New Hampshire smacks down cap and trade

Phil Kerpen President, American Commitment
Font Size:

The New Hampshire House of Representatives today voted overwhelmingly — 246 to 104 — for New Hampshire to become the first state to repeal an up-and-running global warming cap-and-trade energy tax system. The state senate is expected to follow suit with a similarly veto-proof repeal. The move has major implications both in the region and nationally.

Since 2008, New Hampshire has been one of the 10 members of the Regional Greenhouse Gas Initiative (RGGI), a power plant-only cap-and-trade system that holds quarterly auctions requiring electric utilities to buy carbon dioxide permits. The cost of those permits is buried in the rate base and passed on to customers in the form of higher electricity prices. The tab is $28.2 million so far and rising — the state budget estimate for the next year jumped to $70 million in hidden energy taxes under the RGGI cap-and-trade program. Moreover, the program has become a honey pot for corrupt special interest giveaways to corporations, as a recent report from Grant Bosse of the Josiah Bartlett Center showed.

RGGI was supposed to segue directly into a national cap-and-trade system, and was designed by Lisa Jackson, now EPA administrator, when she ran New Jersey’s Department of Environmental Protection. The pitch to industry was that they could get a head start on buying cap-and-trade permits for two or three dollars each, and make a fortune when a federal bill passed with permit prices ten times that or higher. Now that a federal bill is dead, RGGI is a lose-lose for everyone except the politicians who get to spend the money and the special interests receiving subsidies.

The overwhelming veto-proof, bipartisan vote today means that New Hampshire is now on a path to doing something that looked impossible just a couple years ago — repeal a cap-and-trade program. In the process, it could deal the death blow to cap and trade both regionally and nationally.

While RGGI can survive the loss of a small state like New Hampshire, it could probably not survive the loss of a large state like New Jersey, where a repeal effort is picking up steam fast, with at least 37 co-sponsors. The bill, sponsored by Alison Littell McHose in the state assembly and Mike Doherty in the state senate, added its first Democratic co-sponsor last week in State Senator Paul Sarlo. Activists in the state are making state cap-and-trade repeal the top issue in a campaign year where the entire state legislature is in cycle, and the New Hampshire repeal could raise the New Jersey bill’s profile enough for Governor Chris Christie to finally come off the fence and support repeal.

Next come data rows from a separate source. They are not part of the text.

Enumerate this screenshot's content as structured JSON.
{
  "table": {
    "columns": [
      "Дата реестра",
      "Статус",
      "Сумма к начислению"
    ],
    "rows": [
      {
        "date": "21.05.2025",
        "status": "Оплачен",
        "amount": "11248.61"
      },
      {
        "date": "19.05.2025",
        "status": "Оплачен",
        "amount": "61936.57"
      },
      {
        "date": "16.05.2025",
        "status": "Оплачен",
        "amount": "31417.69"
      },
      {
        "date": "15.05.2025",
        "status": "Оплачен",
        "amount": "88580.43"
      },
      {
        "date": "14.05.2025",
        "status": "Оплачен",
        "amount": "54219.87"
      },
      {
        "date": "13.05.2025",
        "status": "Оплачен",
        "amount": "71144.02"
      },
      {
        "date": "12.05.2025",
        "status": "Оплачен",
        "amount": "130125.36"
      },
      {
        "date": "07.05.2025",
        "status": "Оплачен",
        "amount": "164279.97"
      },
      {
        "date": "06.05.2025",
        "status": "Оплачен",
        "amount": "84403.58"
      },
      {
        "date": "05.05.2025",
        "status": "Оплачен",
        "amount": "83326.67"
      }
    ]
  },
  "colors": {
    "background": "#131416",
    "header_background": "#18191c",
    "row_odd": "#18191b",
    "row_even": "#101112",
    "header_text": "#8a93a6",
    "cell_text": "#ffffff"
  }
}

The national implications are also huge, considering the brick wall of opposition Barack Obama ran into on his cap-and-trade plan in 2009. It now looks like the only path to a national cap-and-trade bill would be for Republicans to again (as they did in 2008) nominate a pro-cap-and-trade presidential candidate. But the presidential nomination runs through New Hampshire, and with debates set to start soon, there will be tremendous pressure on one-time cap-and-trade supporters like Jon Huntsman and Tim Pawlenty to distance themselves from that advocacy and take a strong anti-cap-and-trade stance in a state that overwhelmingly rejected the policy on the state level.

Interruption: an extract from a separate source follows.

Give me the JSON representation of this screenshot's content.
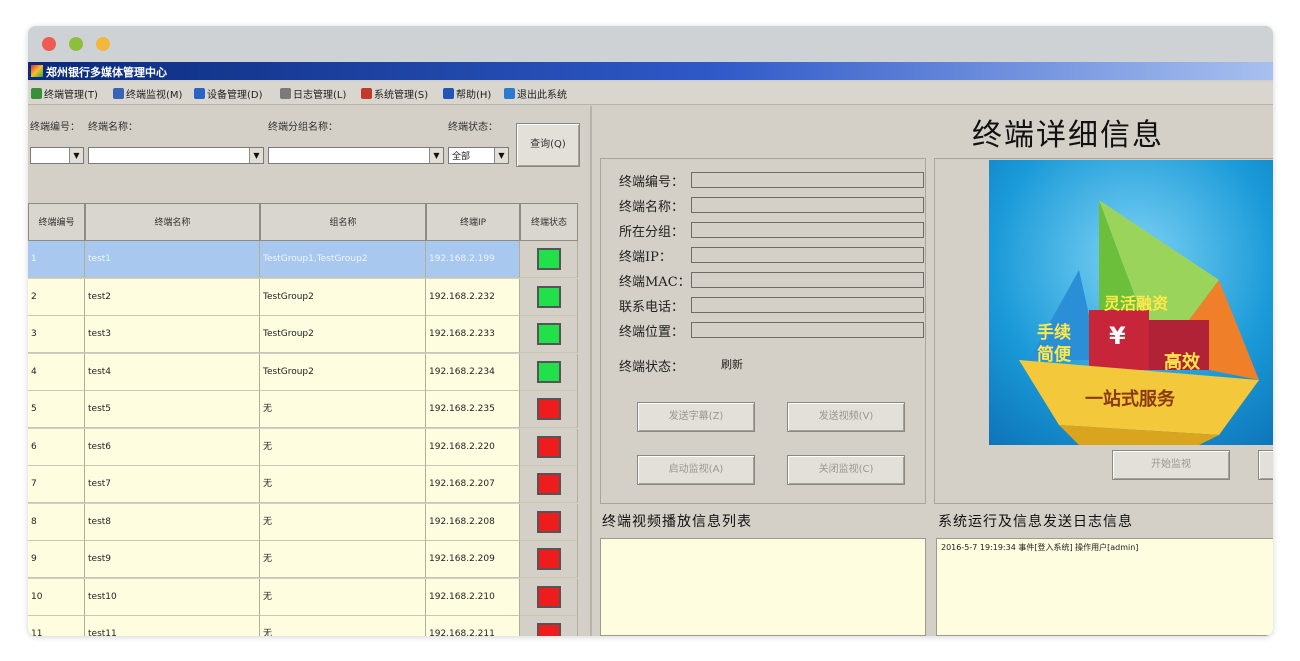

With the New Hampshire fight well underway, green groups will go all out to pressure and intimidate state senators not to support repeal and kill their cap-and-trade dream. New Hampshire state senators should hold firm and follow the strong message sent by today’s bipartisan 246 to 104 House vote. If they do, they can deal the death blow to cap-and-trade — not just in New Hampshire, but perhaps nationally.

Phil Kerpen is vice president for policy at Americans for Prosperity.